## [What needs to be done]
Show the lines below where "title" occurs.

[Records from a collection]
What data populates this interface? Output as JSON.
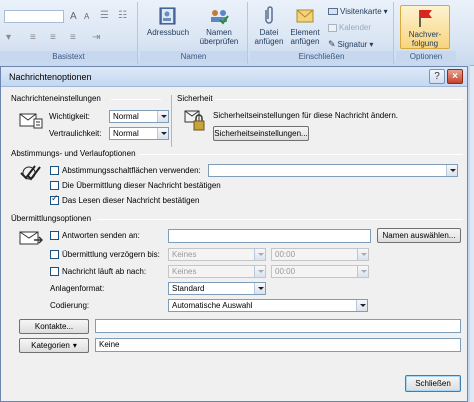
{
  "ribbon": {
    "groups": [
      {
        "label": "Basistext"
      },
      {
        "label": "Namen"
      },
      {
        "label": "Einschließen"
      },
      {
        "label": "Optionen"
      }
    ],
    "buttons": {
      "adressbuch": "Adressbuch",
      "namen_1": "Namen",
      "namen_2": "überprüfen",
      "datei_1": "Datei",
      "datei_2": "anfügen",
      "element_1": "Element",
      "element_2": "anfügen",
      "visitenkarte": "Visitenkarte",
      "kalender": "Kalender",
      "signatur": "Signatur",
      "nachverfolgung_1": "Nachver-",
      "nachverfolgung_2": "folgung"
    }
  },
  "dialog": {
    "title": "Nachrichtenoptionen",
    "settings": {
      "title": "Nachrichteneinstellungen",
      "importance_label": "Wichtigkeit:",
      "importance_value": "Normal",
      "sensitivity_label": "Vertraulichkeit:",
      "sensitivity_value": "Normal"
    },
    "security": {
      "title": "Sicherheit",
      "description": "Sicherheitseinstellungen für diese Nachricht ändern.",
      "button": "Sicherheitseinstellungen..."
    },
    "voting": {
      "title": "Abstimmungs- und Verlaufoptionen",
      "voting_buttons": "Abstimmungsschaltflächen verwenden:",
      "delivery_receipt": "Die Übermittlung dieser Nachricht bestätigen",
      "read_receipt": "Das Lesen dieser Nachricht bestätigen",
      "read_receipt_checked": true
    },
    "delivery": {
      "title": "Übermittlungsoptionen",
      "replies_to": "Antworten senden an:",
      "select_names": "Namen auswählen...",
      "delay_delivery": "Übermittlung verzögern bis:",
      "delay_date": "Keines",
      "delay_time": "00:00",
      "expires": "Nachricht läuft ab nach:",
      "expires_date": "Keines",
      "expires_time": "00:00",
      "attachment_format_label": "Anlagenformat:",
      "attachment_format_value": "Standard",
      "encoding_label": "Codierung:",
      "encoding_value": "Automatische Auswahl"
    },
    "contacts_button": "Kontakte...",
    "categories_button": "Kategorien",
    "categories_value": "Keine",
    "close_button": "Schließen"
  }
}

## [Exercise solution]
    "title": "Nachrichtenoptionen",
      "title": "Nachrichteneinstellungen",
      "title": "Sicherheit",
      "title": "Abstimmungs- und Verlaufoptionen",
      "title": "Übermittlungsoptionen",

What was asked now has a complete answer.